##### MATERIAL PROVIDED

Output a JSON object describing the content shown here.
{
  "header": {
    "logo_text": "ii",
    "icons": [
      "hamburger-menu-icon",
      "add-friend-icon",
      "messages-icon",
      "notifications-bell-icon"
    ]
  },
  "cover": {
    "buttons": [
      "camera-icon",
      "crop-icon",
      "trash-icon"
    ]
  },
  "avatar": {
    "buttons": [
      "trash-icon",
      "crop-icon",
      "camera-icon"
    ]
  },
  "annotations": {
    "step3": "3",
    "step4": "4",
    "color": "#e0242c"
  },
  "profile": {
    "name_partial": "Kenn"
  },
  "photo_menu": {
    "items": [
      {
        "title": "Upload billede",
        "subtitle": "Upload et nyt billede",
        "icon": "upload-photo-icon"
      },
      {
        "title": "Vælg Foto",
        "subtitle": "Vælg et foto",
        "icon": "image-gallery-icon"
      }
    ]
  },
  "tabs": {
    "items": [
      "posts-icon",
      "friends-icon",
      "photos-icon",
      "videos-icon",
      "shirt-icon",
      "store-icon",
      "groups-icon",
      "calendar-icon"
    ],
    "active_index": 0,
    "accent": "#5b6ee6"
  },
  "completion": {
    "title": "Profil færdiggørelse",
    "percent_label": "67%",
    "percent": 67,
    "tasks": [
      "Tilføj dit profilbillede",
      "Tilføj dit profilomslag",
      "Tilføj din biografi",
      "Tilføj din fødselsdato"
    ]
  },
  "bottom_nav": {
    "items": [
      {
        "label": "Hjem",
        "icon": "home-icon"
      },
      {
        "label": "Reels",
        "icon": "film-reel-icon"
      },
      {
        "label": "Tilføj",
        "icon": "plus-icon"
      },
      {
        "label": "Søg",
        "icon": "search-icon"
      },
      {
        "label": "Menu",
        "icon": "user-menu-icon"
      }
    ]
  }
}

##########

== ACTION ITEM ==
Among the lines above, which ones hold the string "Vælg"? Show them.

== REPLY TO THE TASK ==
        "title": "Vælg Foto",
        "subtitle": "Vælg et foto",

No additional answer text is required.